» **EXERCISE DIRECTIONS**
Beneath this task are records; state how many of their lines hold the word "title", and nothing else.

» **RECORDS PROVIDED**
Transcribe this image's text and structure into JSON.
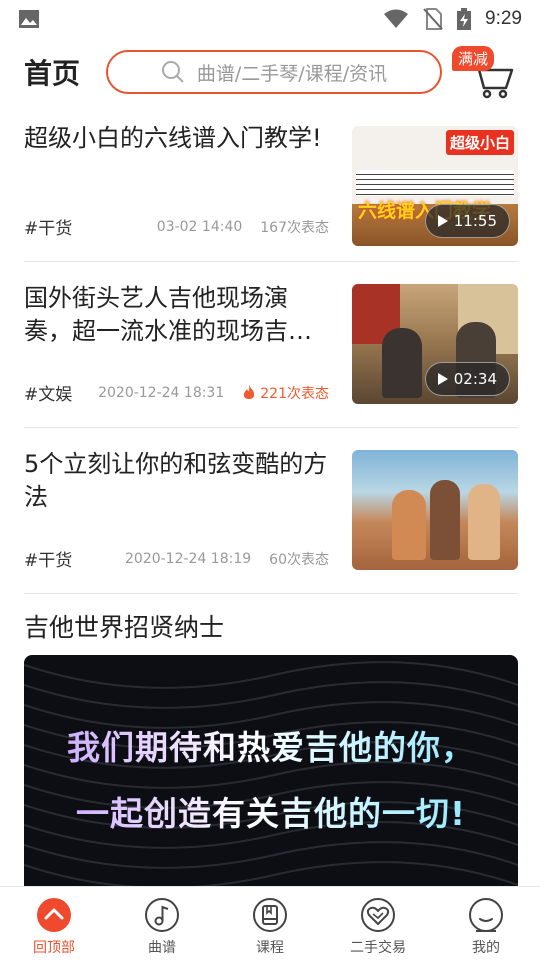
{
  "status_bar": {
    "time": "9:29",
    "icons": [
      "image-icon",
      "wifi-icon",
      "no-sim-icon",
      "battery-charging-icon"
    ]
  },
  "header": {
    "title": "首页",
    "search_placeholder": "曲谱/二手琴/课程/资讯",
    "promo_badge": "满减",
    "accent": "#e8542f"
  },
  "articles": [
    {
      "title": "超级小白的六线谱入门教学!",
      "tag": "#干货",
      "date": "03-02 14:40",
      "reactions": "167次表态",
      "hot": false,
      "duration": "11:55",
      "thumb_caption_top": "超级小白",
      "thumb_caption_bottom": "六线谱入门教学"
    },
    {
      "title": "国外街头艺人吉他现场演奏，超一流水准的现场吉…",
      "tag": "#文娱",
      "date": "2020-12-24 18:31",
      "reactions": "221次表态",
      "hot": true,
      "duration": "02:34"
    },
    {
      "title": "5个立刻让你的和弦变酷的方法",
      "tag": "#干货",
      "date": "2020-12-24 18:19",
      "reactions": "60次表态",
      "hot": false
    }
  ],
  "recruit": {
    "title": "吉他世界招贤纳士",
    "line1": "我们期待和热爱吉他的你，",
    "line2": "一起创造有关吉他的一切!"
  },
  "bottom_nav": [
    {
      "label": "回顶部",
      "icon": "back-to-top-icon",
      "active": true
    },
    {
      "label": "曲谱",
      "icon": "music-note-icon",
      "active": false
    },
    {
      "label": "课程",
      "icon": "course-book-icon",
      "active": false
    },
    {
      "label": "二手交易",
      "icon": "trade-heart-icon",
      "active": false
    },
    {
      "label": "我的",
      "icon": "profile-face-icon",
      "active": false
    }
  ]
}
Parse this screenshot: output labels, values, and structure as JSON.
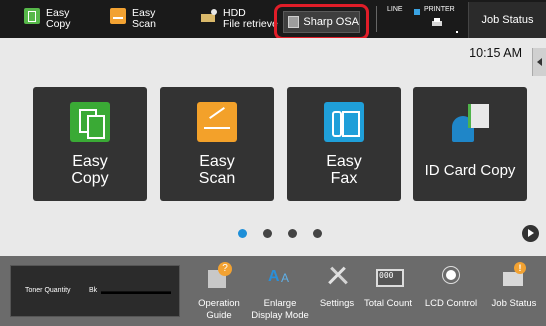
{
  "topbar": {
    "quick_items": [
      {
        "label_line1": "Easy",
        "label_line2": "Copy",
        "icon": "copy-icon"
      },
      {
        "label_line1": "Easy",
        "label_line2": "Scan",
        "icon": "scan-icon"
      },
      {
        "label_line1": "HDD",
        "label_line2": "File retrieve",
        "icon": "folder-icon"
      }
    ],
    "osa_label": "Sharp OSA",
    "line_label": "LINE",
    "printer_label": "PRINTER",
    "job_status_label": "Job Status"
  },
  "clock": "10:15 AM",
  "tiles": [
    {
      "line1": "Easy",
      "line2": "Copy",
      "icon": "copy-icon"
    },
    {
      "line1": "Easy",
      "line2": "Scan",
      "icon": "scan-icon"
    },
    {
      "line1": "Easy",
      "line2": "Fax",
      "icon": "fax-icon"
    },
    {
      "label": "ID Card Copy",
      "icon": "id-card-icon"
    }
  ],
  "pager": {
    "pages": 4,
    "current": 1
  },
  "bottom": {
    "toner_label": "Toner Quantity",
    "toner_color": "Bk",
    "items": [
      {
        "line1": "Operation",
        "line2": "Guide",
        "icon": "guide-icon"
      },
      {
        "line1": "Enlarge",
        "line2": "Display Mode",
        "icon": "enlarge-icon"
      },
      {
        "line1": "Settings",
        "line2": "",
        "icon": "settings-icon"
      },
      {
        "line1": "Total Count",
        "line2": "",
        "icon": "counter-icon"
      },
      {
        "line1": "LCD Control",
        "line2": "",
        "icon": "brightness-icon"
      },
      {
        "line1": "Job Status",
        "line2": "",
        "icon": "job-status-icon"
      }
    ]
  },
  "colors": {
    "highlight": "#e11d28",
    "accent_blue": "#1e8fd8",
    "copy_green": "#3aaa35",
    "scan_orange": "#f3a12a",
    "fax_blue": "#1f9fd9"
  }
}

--

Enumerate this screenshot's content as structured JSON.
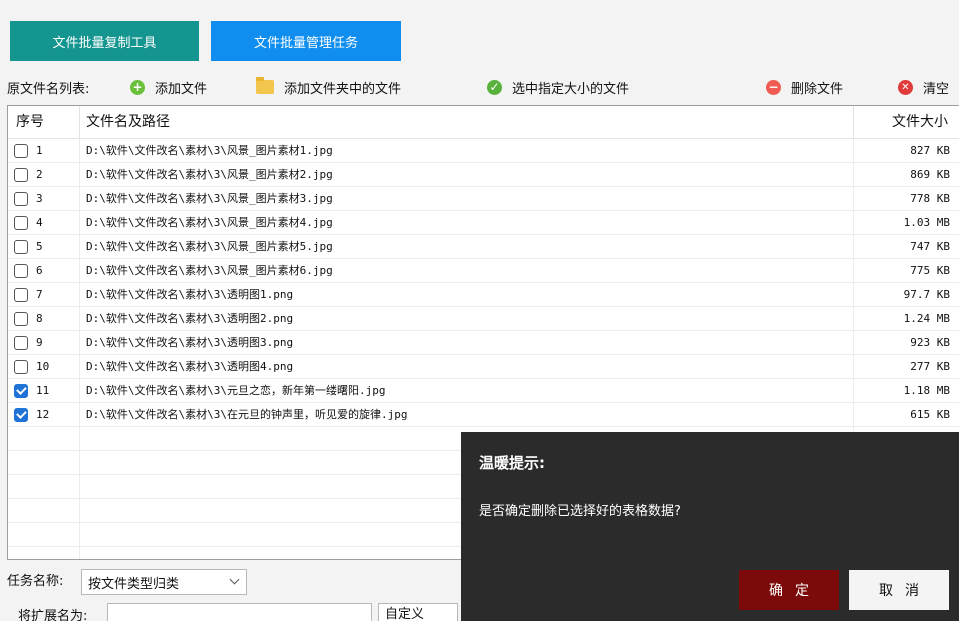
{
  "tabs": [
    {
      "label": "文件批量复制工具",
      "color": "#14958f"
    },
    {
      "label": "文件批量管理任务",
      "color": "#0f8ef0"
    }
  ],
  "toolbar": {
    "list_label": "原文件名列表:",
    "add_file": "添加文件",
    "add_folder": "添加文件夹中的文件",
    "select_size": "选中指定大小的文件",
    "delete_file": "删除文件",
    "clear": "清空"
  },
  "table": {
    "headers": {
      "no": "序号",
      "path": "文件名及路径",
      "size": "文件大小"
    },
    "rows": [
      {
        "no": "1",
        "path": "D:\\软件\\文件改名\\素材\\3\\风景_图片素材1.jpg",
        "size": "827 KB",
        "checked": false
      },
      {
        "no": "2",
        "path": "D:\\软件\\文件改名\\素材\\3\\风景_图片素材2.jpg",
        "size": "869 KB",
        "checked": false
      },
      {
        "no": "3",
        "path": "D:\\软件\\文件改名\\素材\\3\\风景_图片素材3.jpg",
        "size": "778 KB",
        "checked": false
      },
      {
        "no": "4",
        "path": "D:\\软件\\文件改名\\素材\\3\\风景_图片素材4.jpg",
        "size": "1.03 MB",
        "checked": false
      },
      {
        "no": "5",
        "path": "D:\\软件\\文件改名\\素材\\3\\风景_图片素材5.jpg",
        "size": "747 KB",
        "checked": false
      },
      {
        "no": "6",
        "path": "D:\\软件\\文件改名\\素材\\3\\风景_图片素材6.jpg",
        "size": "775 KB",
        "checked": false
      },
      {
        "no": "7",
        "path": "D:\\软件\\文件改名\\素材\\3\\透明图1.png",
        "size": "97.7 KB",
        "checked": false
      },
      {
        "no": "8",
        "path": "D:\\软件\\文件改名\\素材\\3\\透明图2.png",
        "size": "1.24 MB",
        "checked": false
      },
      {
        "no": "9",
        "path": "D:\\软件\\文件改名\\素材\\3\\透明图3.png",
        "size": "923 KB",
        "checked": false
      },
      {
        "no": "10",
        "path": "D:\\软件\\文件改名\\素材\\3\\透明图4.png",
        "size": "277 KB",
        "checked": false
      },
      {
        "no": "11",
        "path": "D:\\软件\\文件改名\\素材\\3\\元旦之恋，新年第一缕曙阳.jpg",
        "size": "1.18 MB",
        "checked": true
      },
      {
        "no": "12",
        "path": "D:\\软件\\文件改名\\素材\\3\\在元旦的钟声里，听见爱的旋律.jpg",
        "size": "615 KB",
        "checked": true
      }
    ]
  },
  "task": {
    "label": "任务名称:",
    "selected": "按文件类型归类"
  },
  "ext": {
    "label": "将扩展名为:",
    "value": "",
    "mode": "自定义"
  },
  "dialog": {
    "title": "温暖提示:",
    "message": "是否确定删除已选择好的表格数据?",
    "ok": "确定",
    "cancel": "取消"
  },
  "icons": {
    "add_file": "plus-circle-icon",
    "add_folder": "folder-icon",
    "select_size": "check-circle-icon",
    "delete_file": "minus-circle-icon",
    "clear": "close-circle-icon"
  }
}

» **EXERCISE OUTPUT**
6